Who Shouldn’t Try The Carnivore Diet?
People who have kidney problems should not follow the carnivore diet. Those with diabetes, heart disease, hypertension, cancer, lung disease, immune- and autoimmune-related inflammatory conditions (such as asthma, allergies, eczema, rheumatoid arthritis, ulcerative colitis, lupus), mental or cognitive dysfunction, pregnancy and breastfeeding, or other medical conditions requiring medication should not attempt any type of restrictive diet unless they have a discussion with their doctor first. And individuals prone to/or with eating disorders are also not recommended to follow a carnivore diet.
The carnivore diet is extremely restrictive as only meat and other animal products are permitted and nothing else. While there seems to be no perfect diet that works for everyone, the carnivore diet may be associated with more downsides than advantages for most people.

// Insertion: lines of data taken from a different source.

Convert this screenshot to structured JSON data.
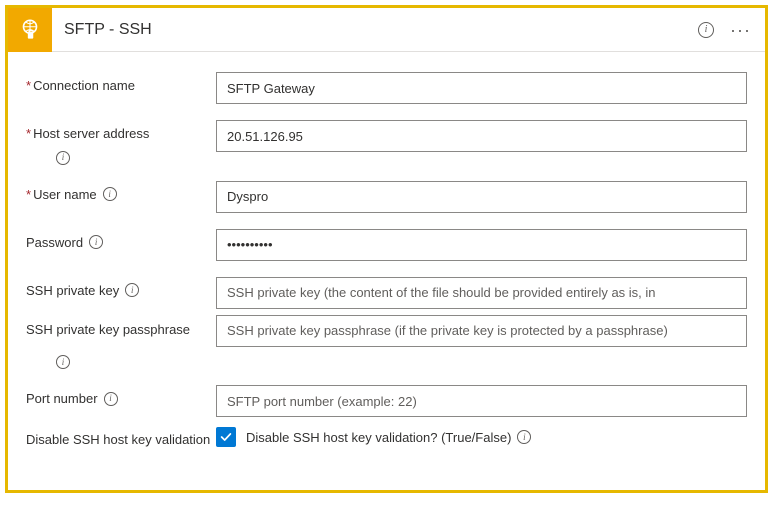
{
  "header": {
    "title": "SFTP - SSH"
  },
  "fields": {
    "connectionName": {
      "label": "Connection name",
      "required": true,
      "value": "SFTP Gateway"
    },
    "hostServerAddress": {
      "label": "Host server address",
      "required": true,
      "value": "20.51.126.95"
    },
    "userName": {
      "label": "User name",
      "required": true,
      "value": "Dyspro"
    },
    "password": {
      "label": "Password",
      "required": false,
      "value": "••••••••••"
    },
    "sshPrivateKey": {
      "label": "SSH private key",
      "required": false,
      "placeholder": "SSH private key (the content of the file should be provided entirely as is, in"
    },
    "sshPrivateKeyPassphrase": {
      "label": "SSH private key passphrase",
      "required": false,
      "placeholder": "SSH private key passphrase (if the private key is protected by a passphrase)"
    },
    "portNumber": {
      "label": "Port number",
      "required": false,
      "placeholder": "SFTP port number (example: 22)"
    },
    "disableSshHostKeyValidation": {
      "label": "Disable SSH host key validation",
      "checkboxLabel": "Disable SSH host key validation? (True/False)",
      "checked": true
    }
  }
}
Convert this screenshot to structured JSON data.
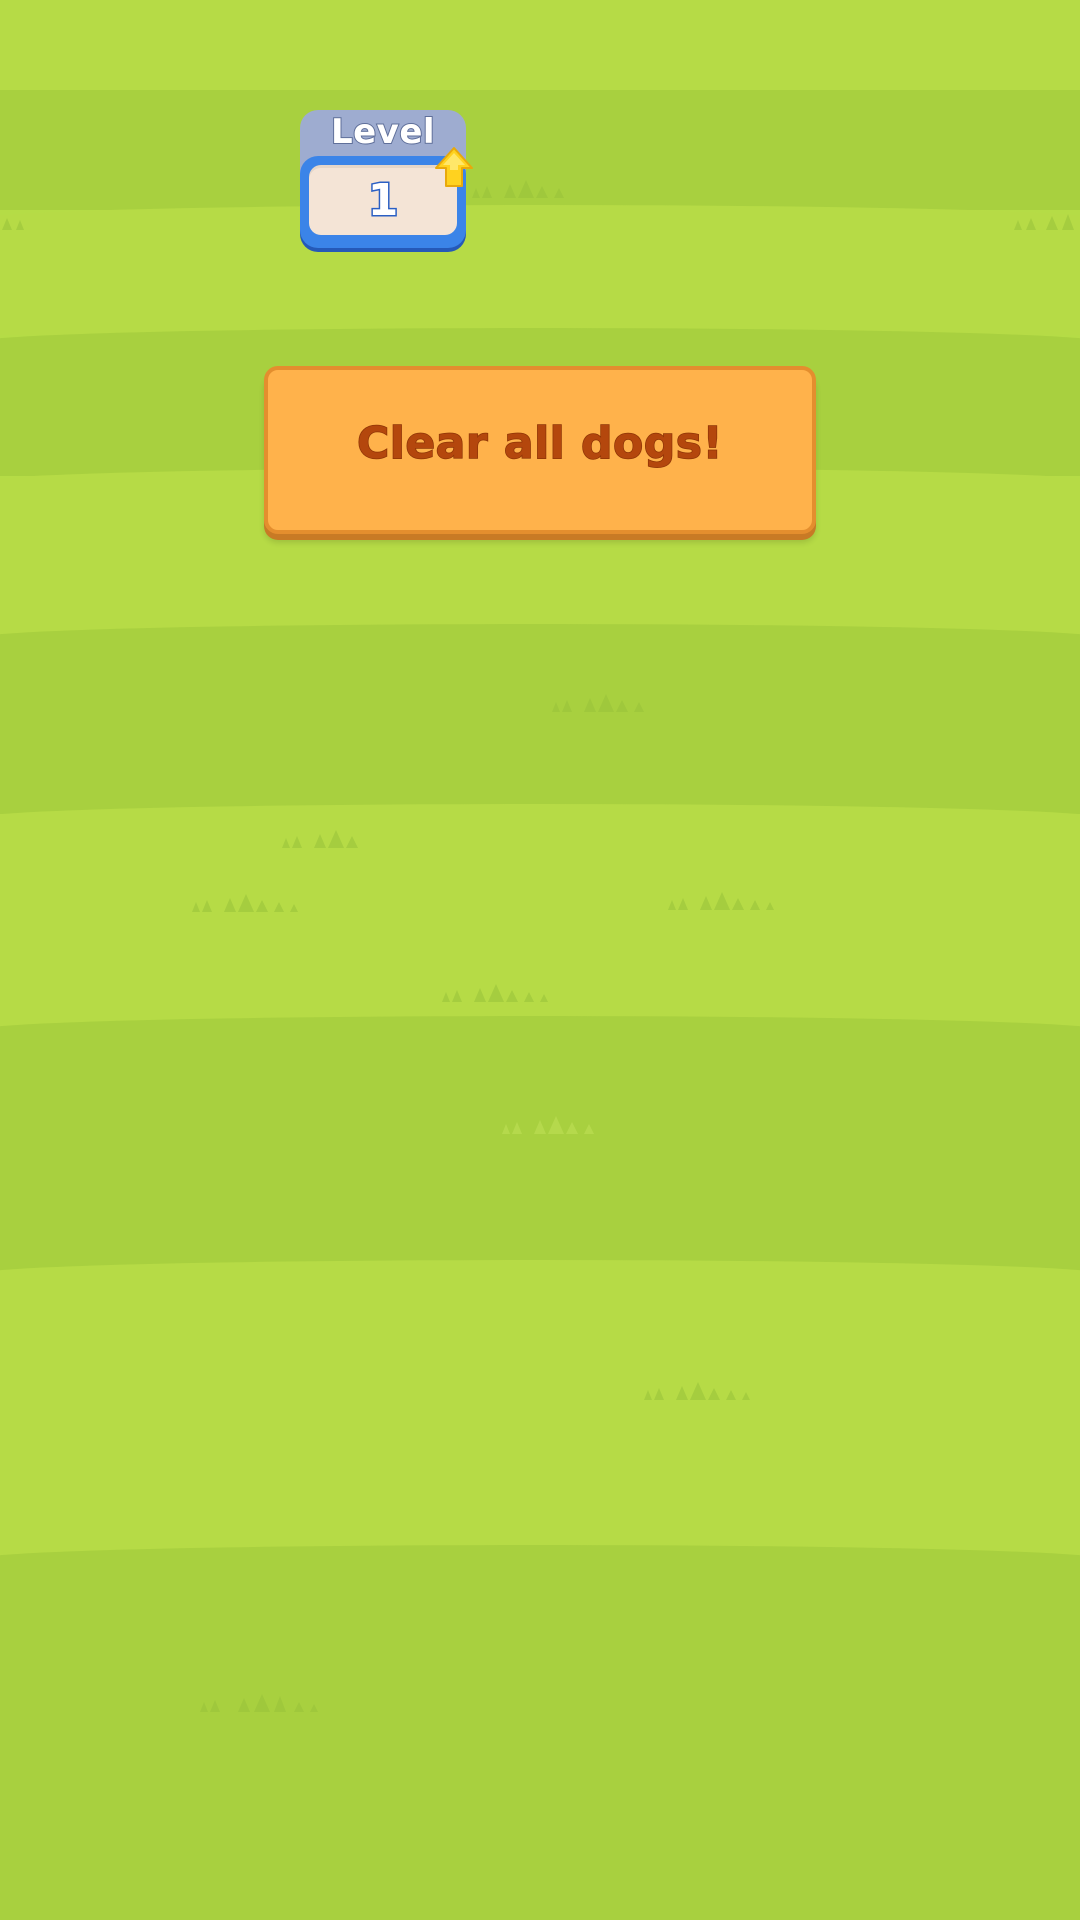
{
  "level": {
    "label": "Level",
    "number": "1",
    "level_up_icon": "arrow-up-icon",
    "colors": {
      "header": "#9eacd0",
      "frame": "#3b84e8",
      "inner": "#f4e4d6",
      "arrow": "#ffd21f"
    }
  },
  "objective": {
    "text": "Clear all dogs!",
    "colors": {
      "background": "#ffb24b",
      "text": "#b4470d"
    }
  },
  "background": {
    "light_grass": "#b6db46",
    "dark_grass": "#a8d03f",
    "decoration_icon": "grass-tuft-icon"
  }
}
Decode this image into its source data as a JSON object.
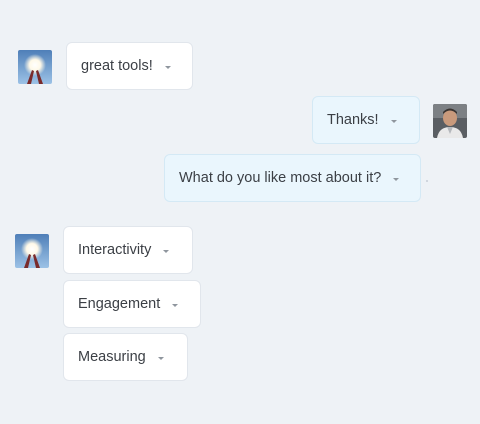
{
  "conversation": {
    "messages": [
      {
        "text": "great tools!",
        "sender": "bot"
      },
      {
        "text": "Thanks!",
        "sender": "user"
      },
      {
        "text": "What do you like most about it?",
        "sender": "user"
      },
      {
        "text": "Interactivity",
        "sender": "bot"
      },
      {
        "text": "Engagement",
        "sender": "bot"
      },
      {
        "text": "Measuring",
        "sender": "bot"
      }
    ]
  },
  "colors": {
    "background": "#eef2f6",
    "bot_bubble": "#ffffff",
    "user_bubble": "#eaf6fd"
  },
  "icons": {
    "bot_avatar": "hands-light-sky-avatar",
    "user_avatar": "person-photo-avatar",
    "menu_caret": "chevron-down-icon"
  }
}
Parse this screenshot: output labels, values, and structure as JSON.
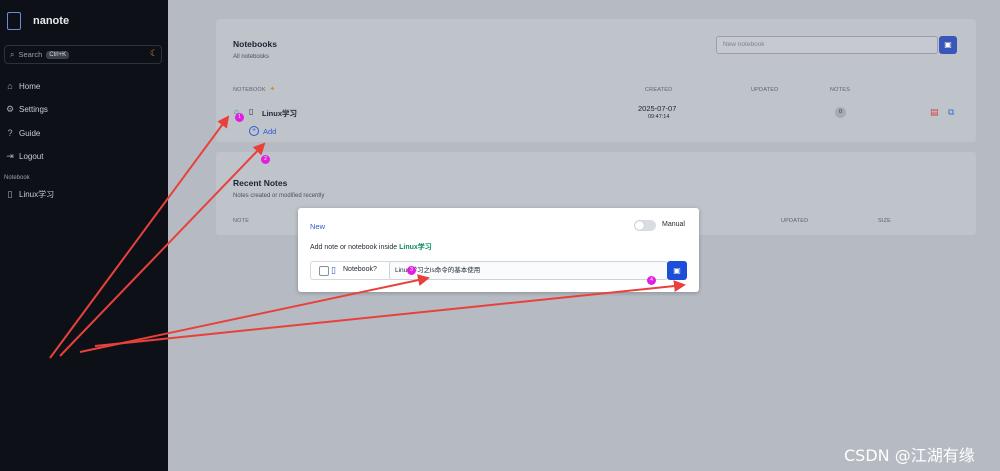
{
  "app": {
    "name": "nanote"
  },
  "sidebar": {
    "search": {
      "label": "Search",
      "shortcut": "Ctrl+K"
    },
    "nav": [
      {
        "label": "Home",
        "icon": "home-icon"
      },
      {
        "label": "Settings",
        "icon": "gear-icon"
      },
      {
        "label": "Guide",
        "icon": "help-circle-icon"
      },
      {
        "label": "Logout",
        "icon": "logout-icon"
      }
    ],
    "section_label": "Notebook",
    "notebooks": [
      {
        "label": "Linux学习",
        "icon": "notebook-icon"
      }
    ]
  },
  "notebooks_card": {
    "title": "Notebooks",
    "subtitle": "All notebooks",
    "new_placeholder": "New notebook",
    "columns": {
      "notebook": "NOTEBOOK",
      "created": "CREATED",
      "updated": "UPDATED",
      "notes": "NOTES"
    },
    "rows": [
      {
        "name": "Linux学习",
        "created_date": "2025-07-07",
        "created_time": "09:47:14",
        "notes": "0"
      }
    ],
    "add_label": "Add"
  },
  "recent_card": {
    "title": "Recent Notes",
    "subtitle": "Notes created or modified recently",
    "columns": {
      "note": "NOTE",
      "updated": "UPDATED",
      "size": "SIZE"
    }
  },
  "modal": {
    "new_label": "New",
    "manual_label": "Manual",
    "hint_prefix": "Add note or notebook inside ",
    "hint_target": "Linux学习",
    "notebook_label": "Notebook?",
    "input_value": "Linux学习之ls命令的基本使用"
  },
  "markers": [
    "1",
    "2",
    "3",
    "4"
  ],
  "watermark": "CSDN @江湖有缘",
  "colors": {
    "accent": "#1d4ed8",
    "sidebar_bg": "#0d1117",
    "arrow": "#e8413c",
    "marker": "#e11ee0",
    "green": "#0d8a5b"
  }
}
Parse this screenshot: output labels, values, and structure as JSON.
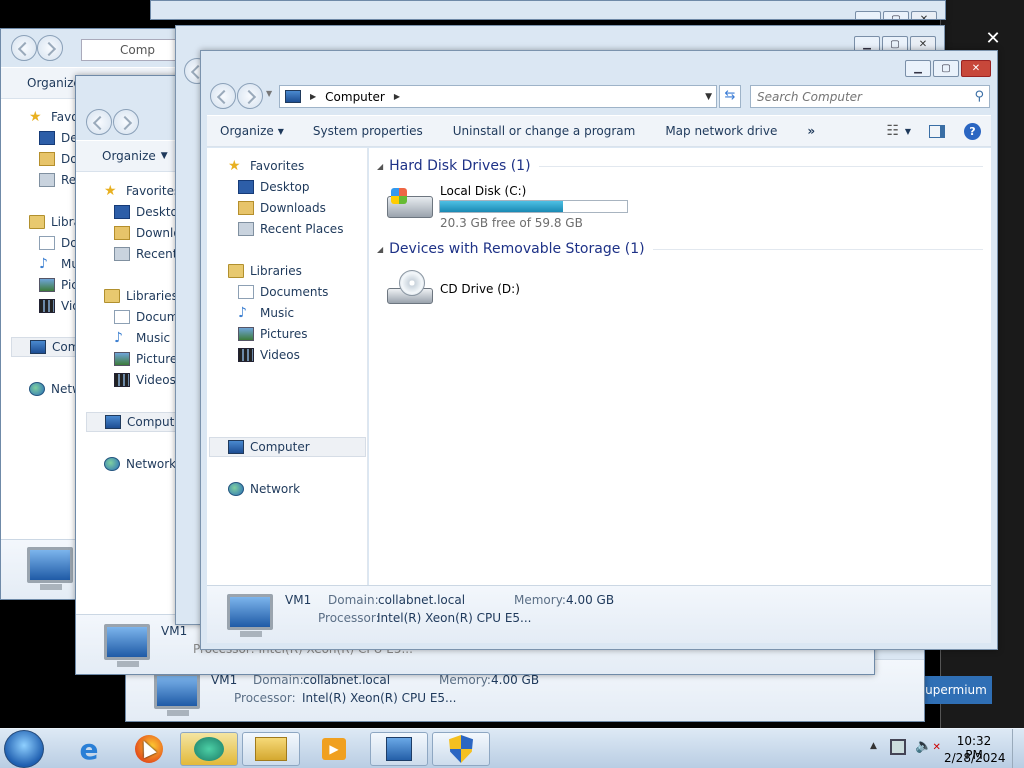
{
  "window": {
    "title_location": "Computer",
    "address_crumb": "Computer",
    "search_placeholder": "Search Computer",
    "toolbar": {
      "organize": "Organize",
      "system_properties": "System properties",
      "uninstall": "Uninstall or change a program",
      "map_network": "Map network drive",
      "more": "»"
    },
    "nav": {
      "favorites": "Favorites",
      "desktop": "Desktop",
      "downloads": "Downloads",
      "recent_places": "Recent Places",
      "libraries": "Libraries",
      "documents": "Documents",
      "music": "Music",
      "pictures": "Pictures",
      "videos": "Videos",
      "computer": "Computer",
      "network": "Network"
    },
    "groups": {
      "hard_disks": "Hard Disk Drives (1)",
      "removable": "Devices with Removable Storage (1)"
    },
    "drives": {
      "c_name": "Local Disk (C:)",
      "c_free": "20.3 GB free of 59.8 GB",
      "c_used_fraction": 0.66,
      "d_name": "CD Drive (D:)"
    },
    "details": {
      "name": "VM1",
      "domain_label": "Domain:",
      "domain_value": "collabnet.local",
      "memory_label": "Memory:",
      "memory_value": "4.00 GB",
      "processor_label": "Processor:",
      "processor_value": "Intel(R) Xeon(R) CPU E5..."
    }
  },
  "background_windows": {
    "w1": {
      "crumb": "Comp",
      "organize": "Organize",
      "favorites": "Favo",
      "desktop": "Des",
      "downloads": "Do",
      "recent": "Rec",
      "libraries": "Libra",
      "documents": "Do",
      "music": "Mu",
      "pictures": "Pic",
      "videos": "Vid",
      "computer": "Com",
      "network": "Netw"
    },
    "w2": {
      "organize": "Organize",
      "favorites": "Favorites",
      "desktop": "Desktop",
      "downloads": "Downlo",
      "recent": "Recent P",
      "libraries": "Libraries",
      "documents": "Docume",
      "music": "Music",
      "pictures": "Pictures",
      "videos": "Videos",
      "computer": "Compute",
      "network": "Network",
      "vm": "VM1",
      "processor": "Processor: Intel(R) Xeon(R) CPU E5..."
    },
    "w3": {
      "vm": "VM1",
      "domain_label": "Domain:",
      "domain_value": "collabnet.local",
      "memory_label": "Memory:",
      "memory_value": "4.00 GB",
      "processor_label": "Processor:",
      "processor_value": "Intel(R) Xeon(R) CPU E5..."
    },
    "partial_text": "upermium"
  },
  "taskbar": {
    "time": "10:32 PM",
    "date": "2/28/2024"
  },
  "colors": {
    "progress": "#25a0cc",
    "close_red": "#c7473a",
    "taskbar": "#c8d8ea"
  }
}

There are substantial risks involved when removing large food groups from the diet, and more clinical research is recommended to prove its health claims.
Remember that choosing a diet you can stick to in the long run is crucial. Instead of selecting an extremely restrictive diet, opt for one that is well-balanced, practical, and tailored to fit your preferences and goals. Achieving and maintaining your desired weight relies on healthy eating patterns and regular physical activity that can be sustained throughout life.